> [Instructions for the task]: For the records that follow, say how many lines have the word "value" in them. Write the number and nothing more.

> [Recorded data]:

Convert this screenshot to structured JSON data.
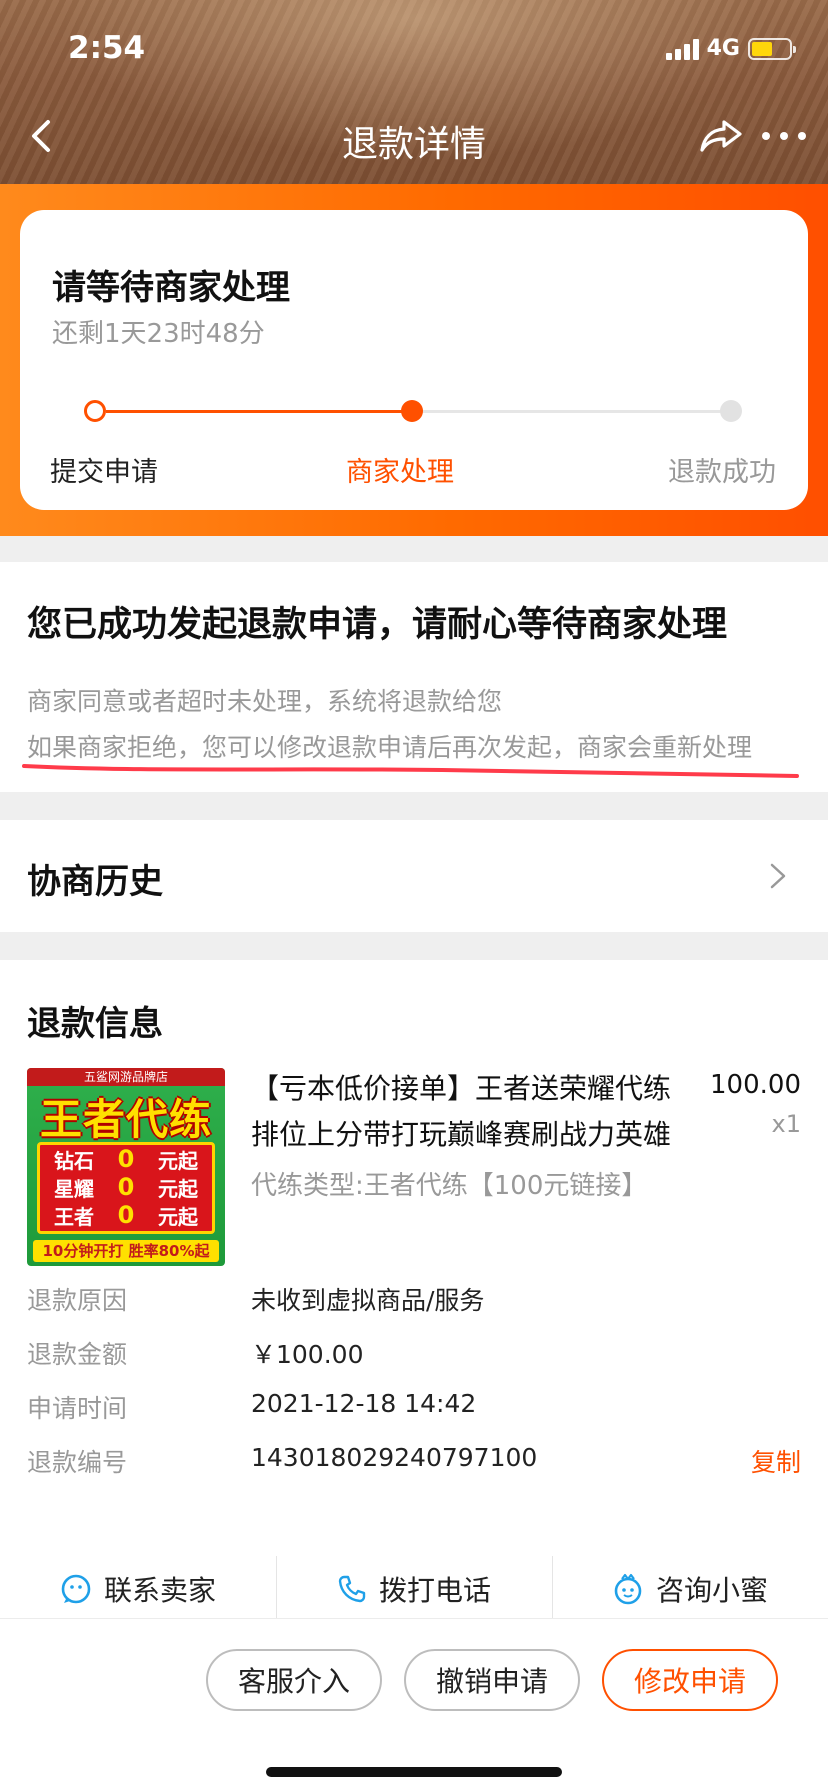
{
  "status_bar": {
    "time": "2:54",
    "network": "4G"
  },
  "nav": {
    "title": "退款详情"
  },
  "progress": {
    "title": "请等待商家处理",
    "remaining": "还剩1天23时48分",
    "steps": [
      "提交申请",
      "商家处理",
      "退款成功"
    ],
    "current_step": 2
  },
  "notice": {
    "title": "您已成功发起退款申请，请耐心等待商家处理",
    "line1": "商家同意或者超时未处理，系统将退款给您",
    "line2": "如果商家拒绝，您可以修改退款申请后再次发起，商家会重新处理"
  },
  "history": {
    "label": "协商历史"
  },
  "refund_info": {
    "section_title": "退款信息",
    "product": {
      "title_line1": "【亏本低价接单】王者送荣耀代练",
      "title_line2": "排位上分带打玩巅峰赛刷战力英雄",
      "price": "100.00",
      "qty": "x1",
      "spec": "代练类型:王者代练【100元链接】",
      "thumb": {
        "top": "五鲨网游品牌店",
        "main": "王者代练",
        "rows": [
          {
            "label": "钻石",
            "num": "0",
            "unit": "元起"
          },
          {
            "label": "星耀",
            "num": "0",
            "unit": "元起"
          },
          {
            "label": "王者",
            "num": "0",
            "unit": "元起"
          }
        ],
        "bottom": "10分钟开打  胜率80%起"
      }
    },
    "rows": {
      "reason": {
        "label": "退款原因",
        "value": "未收到虚拟商品/服务"
      },
      "amount": {
        "label": "退款金额",
        "value": "￥100.00"
      },
      "time": {
        "label": "申请时间",
        "value": "2021-12-18 14:42"
      },
      "number": {
        "label": "退款编号",
        "value": "143018029240797100",
        "action": "复制"
      }
    },
    "contacts": {
      "seller": "联系卖家",
      "phone": "拨打电话",
      "assistant": "咨询小蜜"
    }
  },
  "actions": {
    "service": "客服介入",
    "cancel": "撤销申请",
    "modify": "修改申请"
  },
  "colors": {
    "accent": "#ff5000",
    "header_brown": "#8a5a3c",
    "muted_text": "#999999"
  }
}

> [Your response]: 4